Farmers employ children to work in fields as engaging labourers turns costly

Will the tradition of child employment in agriculture be discontinued if the sector faces constant crises of labour availability and the debilitating increase in investment? Farmers will certainly be forced to accept a “helping hand” from their children when they try to cut cultivation costs.

The government’s effort in curbing child labour and enrolling children in schools through the Right to Education (RTE) seems to have been defeated partly because it has failed to control inflation in agriculture. As poor farmers with meagre land holdings can ill afford the costly labour, they cannot escape deployment of their children at least for minor works in the fields.

Governmental agencies like the Rajiv Vidya Mission (RVM) which look after the implementation of the RTE, have not yet formulated a policy to specifically “target” child employment in agriculture sector. “We do not have statistics related with children employed in agriculture but we do try to address the problem mostly through counselling of parents”, says Borekar Virender, Community Mobilisation Officer (CMO) in RVM, Adilabad.

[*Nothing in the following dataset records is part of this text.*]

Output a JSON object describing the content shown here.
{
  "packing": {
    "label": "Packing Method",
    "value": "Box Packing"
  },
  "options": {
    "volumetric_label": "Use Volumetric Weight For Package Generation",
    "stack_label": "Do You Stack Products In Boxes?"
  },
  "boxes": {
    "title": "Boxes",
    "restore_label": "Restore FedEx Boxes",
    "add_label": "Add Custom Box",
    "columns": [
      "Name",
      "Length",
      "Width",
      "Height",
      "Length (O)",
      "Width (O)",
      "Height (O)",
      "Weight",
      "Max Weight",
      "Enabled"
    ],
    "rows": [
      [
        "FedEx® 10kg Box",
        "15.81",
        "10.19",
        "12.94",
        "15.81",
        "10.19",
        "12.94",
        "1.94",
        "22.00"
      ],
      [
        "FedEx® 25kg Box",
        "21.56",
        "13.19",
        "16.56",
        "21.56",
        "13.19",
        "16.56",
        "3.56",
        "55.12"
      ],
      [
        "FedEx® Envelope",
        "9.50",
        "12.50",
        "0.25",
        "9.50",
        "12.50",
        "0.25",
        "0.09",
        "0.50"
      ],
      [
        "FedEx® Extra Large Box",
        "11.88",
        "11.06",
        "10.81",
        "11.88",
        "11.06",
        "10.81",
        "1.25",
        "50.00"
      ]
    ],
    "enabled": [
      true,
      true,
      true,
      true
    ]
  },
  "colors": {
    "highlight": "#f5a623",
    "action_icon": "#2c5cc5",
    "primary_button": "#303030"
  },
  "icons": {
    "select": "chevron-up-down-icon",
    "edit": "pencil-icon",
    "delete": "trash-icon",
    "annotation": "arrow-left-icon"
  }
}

“A mobilisation van keeps reaching out to farmer-parents in the rural areas. Our counsellors try to convince the parents to enrol their children in school”, he adds, as he explains the efforts being made by the premier agency.

This effort however, does not seem to be equal to the task. More and more children can now be found in fields working as casual labourers.

The services of children of a younger age are used mostly in lighter jobs which require their presence in the field only early in the morning. It is the teenagers, students from classes IX and X usually, who appear in the fields to take up regular work as labourers who actually face the risk of ending up drop-outs from school.

“Instead of calling it labour, I will just say our children are sharing our burden. If the government is serious about child labour, it should work towards making agriculture a cheaper proposition”, suggests tribal farmer Madavi Bhim Rao of Dubbaguda in Jainoor mandal.